Your assignment —
Since the pictures are not wanted, copy only the text of every record exactly.

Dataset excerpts
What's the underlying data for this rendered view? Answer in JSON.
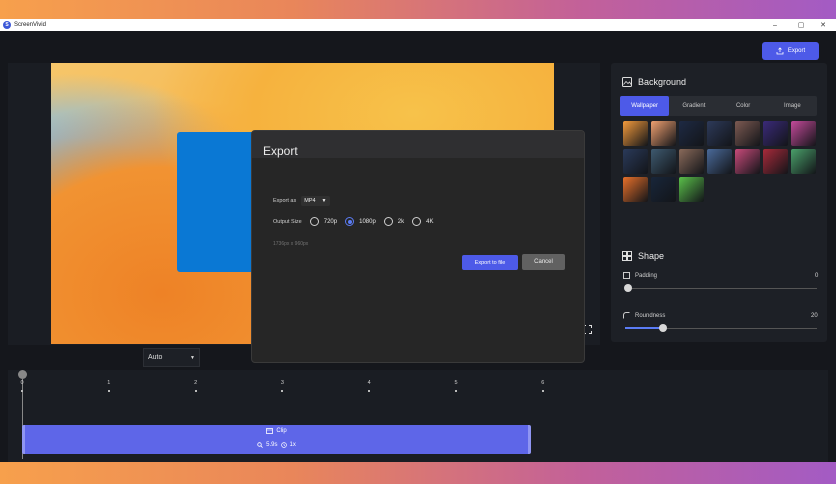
{
  "app": {
    "title": "ScreenVivid",
    "logo_letter": "S"
  },
  "window_controls": {
    "minimize": "–",
    "maximize": "▢",
    "close": "✕"
  },
  "toolbar": {
    "export_label": "Export"
  },
  "export_dialog": {
    "title": "Export",
    "export_as_label": "Export as",
    "format_value": "MP4",
    "output_size_label": "Output Size",
    "sizes": [
      "720p",
      "1080p",
      "2k",
      "4K"
    ],
    "selected_size": "1080p",
    "resolution_text": "1736px x 960px",
    "export_button": "Export to file",
    "cancel_button": "Cancel"
  },
  "aspect_dropdown": {
    "value": "Auto"
  },
  "background_panel": {
    "title": "Background",
    "tabs": [
      "Wallpaper",
      "Gradient",
      "Color",
      "Image"
    ],
    "active_tab": "Wallpaper",
    "wallpapers": [
      "#f39a3c",
      "#f0a070",
      "#1e2a44",
      "#2d3a5a",
      "#7d5a52",
      "#3a2a7a",
      "#c44a9a",
      "#2a3a5a",
      "#3e5a70",
      "#8a6a5a",
      "#4a6a9a",
      "#c84a7a",
      "#a82a3a",
      "#4aa06a",
      "#e8702a",
      "#18263a",
      "#5ac04a"
    ]
  },
  "shape_panel": {
    "title": "Shape",
    "padding_label": "Padding",
    "padding_value": "0",
    "padding_level": 0,
    "roundness_label": "Roundness",
    "roundness_value": "20",
    "roundness_level": 0.2
  },
  "timeline": {
    "ticks": [
      "0",
      "1",
      "2",
      "3",
      "4",
      "5",
      "6"
    ],
    "clip_label": "Clip",
    "clip_duration": "5.9s",
    "clip_speed": "1x"
  },
  "colors": {
    "accent": "#4d5ae8",
    "clip": "#5e66e8",
    "panel": "#1d2026"
  }
}
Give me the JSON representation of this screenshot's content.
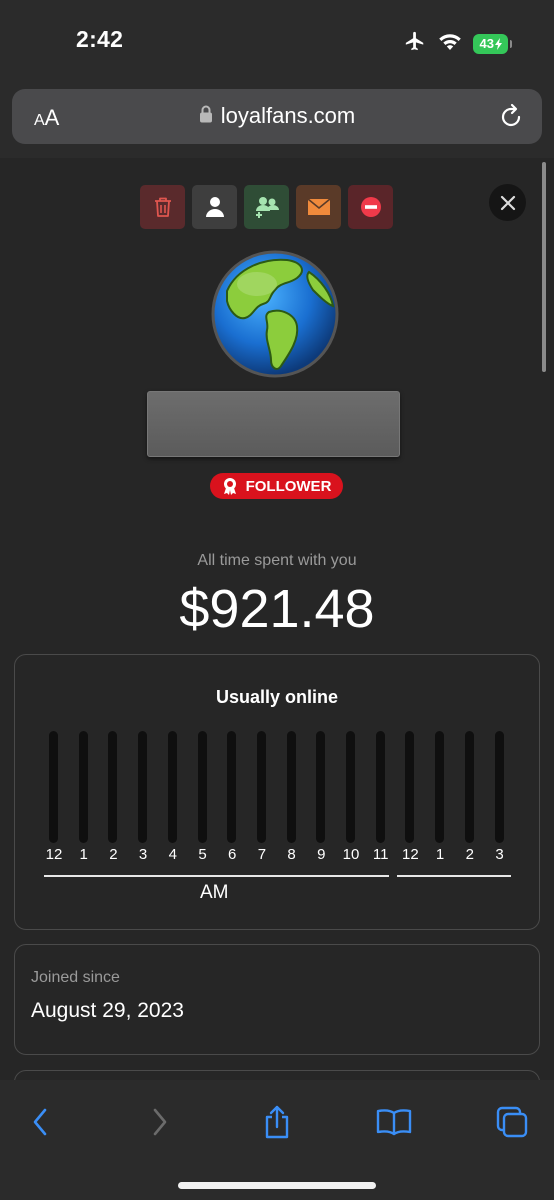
{
  "status": {
    "time": "2:42",
    "battery": "43",
    "icons": [
      "airplane-icon",
      "wifi-icon",
      "battery-icon"
    ]
  },
  "browser": {
    "aa_label_small": "A",
    "aa_label_large": "A",
    "url": "loyalfans.com"
  },
  "profile": {
    "actions": [
      "trash-icon",
      "user-icon",
      "add-group-icon",
      "envelope-icon",
      "block-icon"
    ],
    "badge": "FOLLOWER",
    "spent_label": "All time spent with you",
    "spent_amount": "$921.48"
  },
  "online": {
    "title": "Usually online",
    "hours": [
      "12",
      "1",
      "2",
      "3",
      "4",
      "5",
      "6",
      "7",
      "8",
      "9",
      "10",
      "11",
      "12",
      "1",
      "2",
      "3"
    ],
    "activity": [
      0,
      0,
      0,
      0,
      0,
      0,
      0,
      0,
      0,
      0,
      0,
      0,
      0,
      0,
      0,
      0
    ],
    "am_label": "AM"
  },
  "joined": {
    "label": "Joined since",
    "date": "August 29, 2023"
  },
  "colors": {
    "accent_blue": "#3a8ef6",
    "badge_red": "#d9121d",
    "battery_green": "#34c759"
  },
  "toolbar": [
    "back-icon",
    "forward-icon",
    "share-icon",
    "bookmarks-icon",
    "tabs-icon"
  ]
}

Solution for this problem —
What's the underlying data for this rendered view? Answer in JSON.
{
  "app": {
    "title": "ScreenVivid",
    "logo_letter": "S"
  },
  "window_controls": {
    "minimize": "–",
    "maximize": "▢",
    "close": "✕"
  },
  "toolbar": {
    "export_label": "Export"
  },
  "export_dialog": {
    "title": "Export",
    "export_as_label": "Export as",
    "format_value": "MP4",
    "output_size_label": "Output Size",
    "sizes": [
      "720p",
      "1080p",
      "2k",
      "4K"
    ],
    "selected_size": "1080p",
    "resolution_text": "1736px x 960px",
    "export_button": "Export to file",
    "cancel_button": "Cancel"
  },
  "aspect_dropdown": {
    "value": "Auto"
  },
  "background_panel": {
    "title": "Background",
    "tabs": [
      "Wallpaper",
      "Gradient",
      "Color",
      "Image"
    ],
    "active_tab": "Wallpaper",
    "wallpapers": [
      "#f39a3c",
      "#f0a070",
      "#1e2a44",
      "#2d3a5a",
      "#7d5a52",
      "#3a2a7a",
      "#c44a9a",
      "#2a3a5a",
      "#3e5a70",
      "#8a6a5a",
      "#4a6a9a",
      "#c84a7a",
      "#a82a3a",
      "#4aa06a",
      "#e8702a",
      "#18263a",
      "#5ac04a"
    ]
  },
  "shape_panel": {
    "title": "Shape",
    "padding_label": "Padding",
    "padding_value": "0",
    "padding_level": 0,
    "roundness_label": "Roundness",
    "roundness_value": "20",
    "roundness_level": 0.2
  },
  "timeline": {
    "ticks": [
      "0",
      "1",
      "2",
      "3",
      "4",
      "5",
      "6"
    ],
    "clip_label": "Clip",
    "clip_duration": "5.9s",
    "clip_speed": "1x"
  },
  "colors": {
    "accent": "#4d5ae8",
    "clip": "#5e66e8",
    "panel": "#1d2026"
  }
}
Give me the JSON representation of this screenshot's content.
{
  "status": {
    "time": "2:42",
    "battery": "43",
    "icons": [
      "airplane-icon",
      "wifi-icon",
      "battery-icon"
    ]
  },
  "browser": {
    "aa_label_small": "A",
    "aa_label_large": "A",
    "url": "loyalfans.com"
  },
  "profile": {
    "actions": [
      "trash-icon",
      "user-icon",
      "add-group-icon",
      "envelope-icon",
      "block-icon"
    ],
    "badge": "FOLLOWER",
    "spent_label": "All time spent with you",
    "spent_amount": "$921.48"
  },
  "online": {
    "title": "Usually online",
    "hours": [
      "12",
      "1",
      "2",
      "3",
      "4",
      "5",
      "6",
      "7",
      "8",
      "9",
      "10",
      "11",
      "12",
      "1",
      "2",
      "3"
    ],
    "activity": [
      0,
      0,
      0,
      0,
      0,
      0,
      0,
      0,
      0,
      0,
      0,
      0,
      0,
      0,
      0,
      0
    ],
    "am_label": "AM"
  },
  "joined": {
    "label": "Joined since",
    "date": "August 29, 2023"
  },
  "colors": {
    "accent_blue": "#3a8ef6",
    "badge_red": "#d9121d",
    "battery_green": "#34c759"
  },
  "toolbar": [
    "back-icon",
    "forward-icon",
    "share-icon",
    "bookmarks-icon",
    "tabs-icon"
  ]
}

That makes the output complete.